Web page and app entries
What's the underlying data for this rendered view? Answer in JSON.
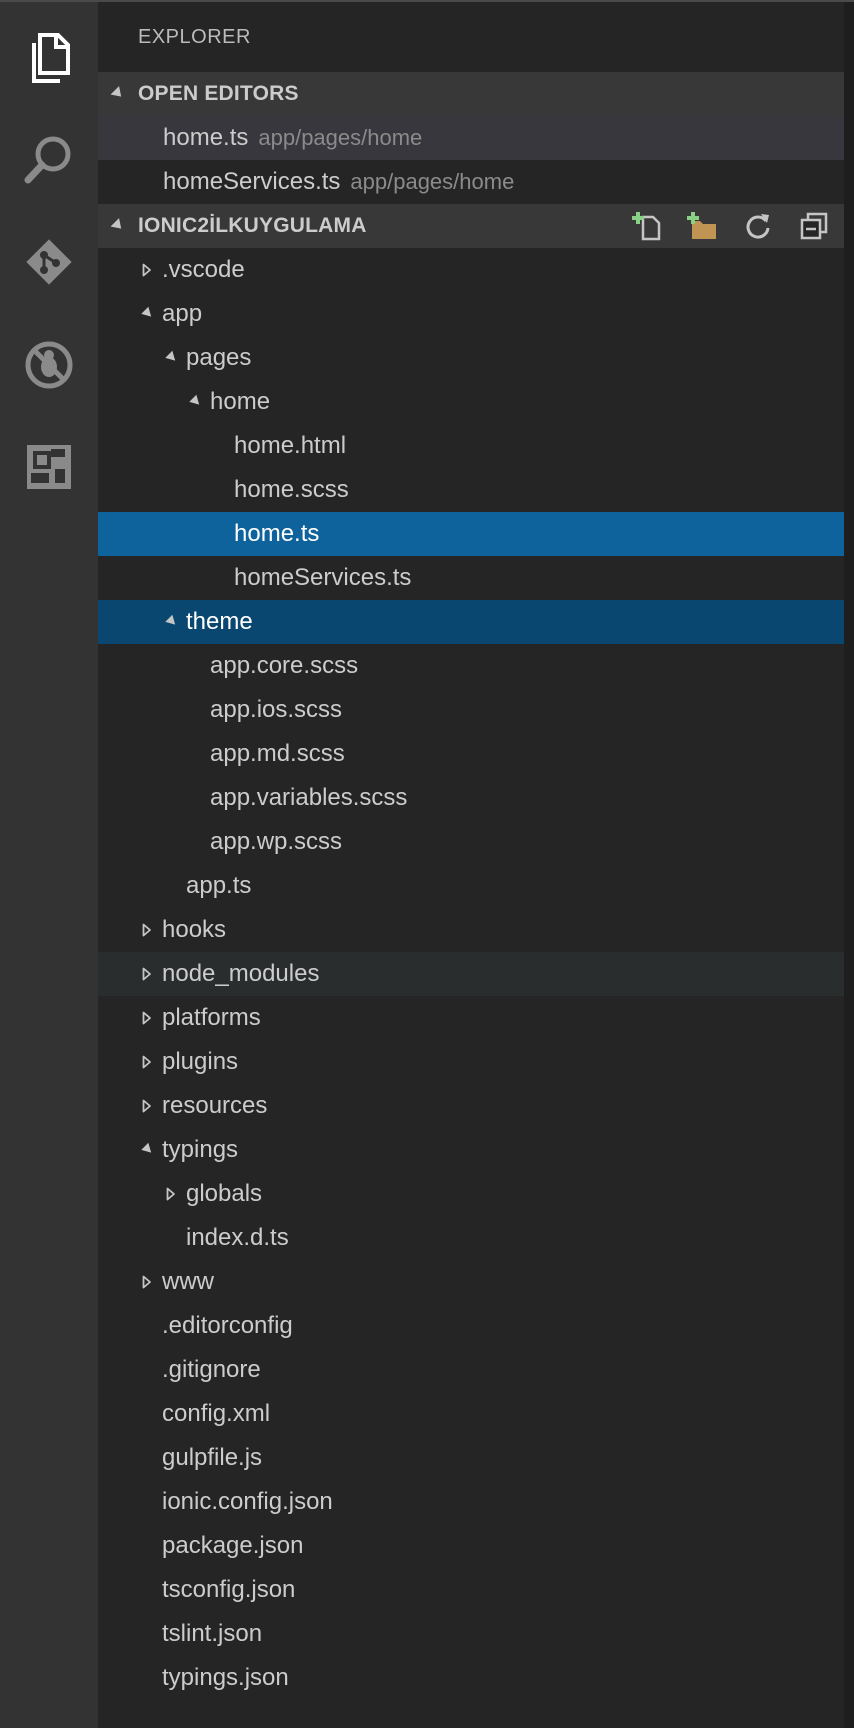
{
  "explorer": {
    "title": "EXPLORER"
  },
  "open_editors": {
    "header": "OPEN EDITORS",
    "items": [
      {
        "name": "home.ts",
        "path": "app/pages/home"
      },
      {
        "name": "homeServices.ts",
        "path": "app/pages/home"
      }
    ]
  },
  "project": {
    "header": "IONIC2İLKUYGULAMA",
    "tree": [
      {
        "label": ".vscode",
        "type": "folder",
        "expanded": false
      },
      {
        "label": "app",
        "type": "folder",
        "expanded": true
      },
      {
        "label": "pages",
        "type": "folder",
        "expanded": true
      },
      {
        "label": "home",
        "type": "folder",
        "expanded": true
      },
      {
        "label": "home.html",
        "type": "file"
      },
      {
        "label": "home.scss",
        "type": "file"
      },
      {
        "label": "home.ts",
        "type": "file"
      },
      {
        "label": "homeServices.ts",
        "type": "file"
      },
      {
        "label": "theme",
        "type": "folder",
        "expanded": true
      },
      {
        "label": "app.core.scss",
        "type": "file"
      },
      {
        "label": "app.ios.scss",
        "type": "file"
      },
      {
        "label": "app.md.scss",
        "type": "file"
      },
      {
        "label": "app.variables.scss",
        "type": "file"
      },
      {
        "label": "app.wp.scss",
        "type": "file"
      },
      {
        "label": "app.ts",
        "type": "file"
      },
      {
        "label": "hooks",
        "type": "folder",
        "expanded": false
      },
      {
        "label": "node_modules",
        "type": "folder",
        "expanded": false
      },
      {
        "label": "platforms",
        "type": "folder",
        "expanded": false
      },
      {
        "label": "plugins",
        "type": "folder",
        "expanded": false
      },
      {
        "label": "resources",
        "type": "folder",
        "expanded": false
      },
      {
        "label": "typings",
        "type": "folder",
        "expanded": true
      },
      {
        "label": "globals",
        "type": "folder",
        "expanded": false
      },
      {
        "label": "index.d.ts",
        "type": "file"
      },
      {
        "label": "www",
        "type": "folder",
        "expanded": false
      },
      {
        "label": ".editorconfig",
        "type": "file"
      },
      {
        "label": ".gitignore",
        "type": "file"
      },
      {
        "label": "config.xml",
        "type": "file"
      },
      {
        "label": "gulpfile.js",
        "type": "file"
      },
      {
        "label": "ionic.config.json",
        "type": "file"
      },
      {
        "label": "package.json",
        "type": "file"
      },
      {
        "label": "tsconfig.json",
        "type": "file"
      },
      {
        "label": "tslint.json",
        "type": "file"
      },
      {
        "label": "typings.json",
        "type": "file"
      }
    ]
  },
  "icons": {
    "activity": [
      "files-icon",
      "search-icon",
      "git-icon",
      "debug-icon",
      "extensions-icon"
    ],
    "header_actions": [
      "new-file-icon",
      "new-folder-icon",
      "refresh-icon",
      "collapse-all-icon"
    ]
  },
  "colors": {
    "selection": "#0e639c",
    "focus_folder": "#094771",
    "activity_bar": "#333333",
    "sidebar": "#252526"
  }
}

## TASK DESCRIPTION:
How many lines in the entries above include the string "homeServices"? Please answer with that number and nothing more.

## TASK OUTPUT:
2